- Operation Enduring Freedom
- Operation Freedom’s Sentinel
- Operation Inherent Resolve
- Operation Iraqi Freedom
- Operation New Dawn
- Operation Odyssey Lightning
- U.S. Africa Command Operations
- U.S. Central Command operations
- The People Behind The Sacrifice
Army Staff Sgt. Sean D. Diamond
Died February 15, 2009 Serving During Operation Iraqi Freedom
41, of Dublin, Calif.; assigned to the 610th Engineer Support Company, 14th Engineer Battalion, 555th Engineer Brigade, Fort Lewis, Wash.; died Feb. 15 in Salam, Iraq, when an improvised explosive device detonated near his vehicle.
Fort Lewis sergeant killed in Iraq is identified
The Associated Press
FORT LEWIS, Wash. — A 41-year-old Army sergeant from Fort Lewis has been killed in Iraq, the Defense Department said Tuesday.
Staff Sgt. Sean D. Diamond, of Dublin, Calif., died Sunday in As Salam when an improvised explosive device detonated near his vehicle. He was assigned to the 610th Engineer Support Company, 14th Engineer Battalion, 555th Engineer Brigade, Fort Lewis.
A Fort Lewis news release said Diamond entered military service on Sept. 2, 1987. After a short break in service, he rejoined the Army on May 24, 2000. He arrived at Fort Lewis in August 2006 and most recently deployed with his unit to Iraq last March.
He was a heavy construction equipment operator.
Diamond's mother, Sally Wiley, told the Contra Costa, Calif., Times newspaper that Diamond was on his third tour in Iraq and was expected to return home next month for a break.
Wiley said her son volunteered to go to Iraq when the war started although he hated being away from his family, including his wife, Loramay, and their four children, ages five to 13.
Staff sergeant made ‘huge and lasting impact’ while serving
The Associated Press
Sean D. Diamond joined the Army as an infantryman in September 1987 and later served in the Reserve. He returned to active duty after the attacks of Sept. 11, 2001, and became a heavy equipment operator. He was stationed in Germany when the Iraq war started and re-upped.
“When I saw him before he left last year I thought, ‘Aren’t you a little old to be going there?’ But he had a lot of young guys that had never been there. He didn’t want to turn them loose over there,” said his mother, Sally Wiley.
Diamond, 41, of Dublin, Calif., died Feb. 15 in As Salam when a roadside bomb detonated near his vehicle. He was assigned to Fort Lewis.
“You won’t see a picture his whole life he wasn’t smiling,” his mother said.
Diamond participated in more than 100 combat patrols with his company and worked on more than 25 construction projects.
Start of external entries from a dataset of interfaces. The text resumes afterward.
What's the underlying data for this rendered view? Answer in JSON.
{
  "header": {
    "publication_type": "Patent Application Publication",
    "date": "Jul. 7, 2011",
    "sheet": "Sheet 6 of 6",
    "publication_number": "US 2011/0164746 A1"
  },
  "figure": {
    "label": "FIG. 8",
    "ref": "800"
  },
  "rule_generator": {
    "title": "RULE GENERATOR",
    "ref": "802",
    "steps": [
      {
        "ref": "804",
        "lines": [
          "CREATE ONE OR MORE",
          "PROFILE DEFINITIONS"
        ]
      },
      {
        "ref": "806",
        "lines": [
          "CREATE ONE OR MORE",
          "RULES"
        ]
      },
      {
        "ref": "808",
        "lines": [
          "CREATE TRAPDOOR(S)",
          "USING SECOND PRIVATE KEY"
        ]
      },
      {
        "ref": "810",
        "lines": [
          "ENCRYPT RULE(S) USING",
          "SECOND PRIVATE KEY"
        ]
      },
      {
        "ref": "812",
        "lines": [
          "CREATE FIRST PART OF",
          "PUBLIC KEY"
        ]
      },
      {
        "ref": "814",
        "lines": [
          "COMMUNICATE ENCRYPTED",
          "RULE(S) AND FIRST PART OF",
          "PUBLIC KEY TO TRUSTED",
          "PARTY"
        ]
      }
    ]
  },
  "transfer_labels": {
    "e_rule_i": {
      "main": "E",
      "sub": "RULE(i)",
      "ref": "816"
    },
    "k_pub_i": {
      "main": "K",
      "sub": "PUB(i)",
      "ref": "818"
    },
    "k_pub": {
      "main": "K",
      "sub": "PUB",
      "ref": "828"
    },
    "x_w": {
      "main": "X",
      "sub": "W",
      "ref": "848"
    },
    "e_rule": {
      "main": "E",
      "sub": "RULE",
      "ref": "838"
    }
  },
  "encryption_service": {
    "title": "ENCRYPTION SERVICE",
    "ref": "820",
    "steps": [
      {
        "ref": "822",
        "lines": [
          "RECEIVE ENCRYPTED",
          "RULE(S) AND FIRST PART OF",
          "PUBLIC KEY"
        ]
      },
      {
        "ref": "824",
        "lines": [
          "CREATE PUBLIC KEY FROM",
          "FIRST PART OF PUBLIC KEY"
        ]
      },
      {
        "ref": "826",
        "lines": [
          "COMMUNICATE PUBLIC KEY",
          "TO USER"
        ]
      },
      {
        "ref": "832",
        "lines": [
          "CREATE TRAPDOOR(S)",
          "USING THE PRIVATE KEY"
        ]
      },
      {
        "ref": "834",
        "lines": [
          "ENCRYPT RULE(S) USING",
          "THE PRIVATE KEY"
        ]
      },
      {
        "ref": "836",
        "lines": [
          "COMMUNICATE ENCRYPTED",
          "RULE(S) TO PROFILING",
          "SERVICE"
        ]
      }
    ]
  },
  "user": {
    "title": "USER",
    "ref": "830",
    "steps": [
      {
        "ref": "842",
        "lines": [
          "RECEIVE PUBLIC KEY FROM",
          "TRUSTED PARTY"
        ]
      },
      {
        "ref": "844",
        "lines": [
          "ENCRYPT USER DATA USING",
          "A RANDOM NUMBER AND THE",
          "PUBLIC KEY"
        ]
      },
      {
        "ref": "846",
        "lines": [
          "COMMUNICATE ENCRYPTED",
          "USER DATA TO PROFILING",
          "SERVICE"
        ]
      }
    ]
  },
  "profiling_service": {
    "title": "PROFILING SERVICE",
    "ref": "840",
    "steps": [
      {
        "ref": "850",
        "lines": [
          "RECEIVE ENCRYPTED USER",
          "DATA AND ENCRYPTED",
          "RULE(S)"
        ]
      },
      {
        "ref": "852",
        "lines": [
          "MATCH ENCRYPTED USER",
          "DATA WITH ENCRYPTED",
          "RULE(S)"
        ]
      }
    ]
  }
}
“He made a huge and lasting effect on the future of Iraq,” said battalion commander Lt. Col. Pete Helmlinger. “This is truly a better place because of his service.”
He is survived by his wife, Loramay, and their four children, ages five to 13.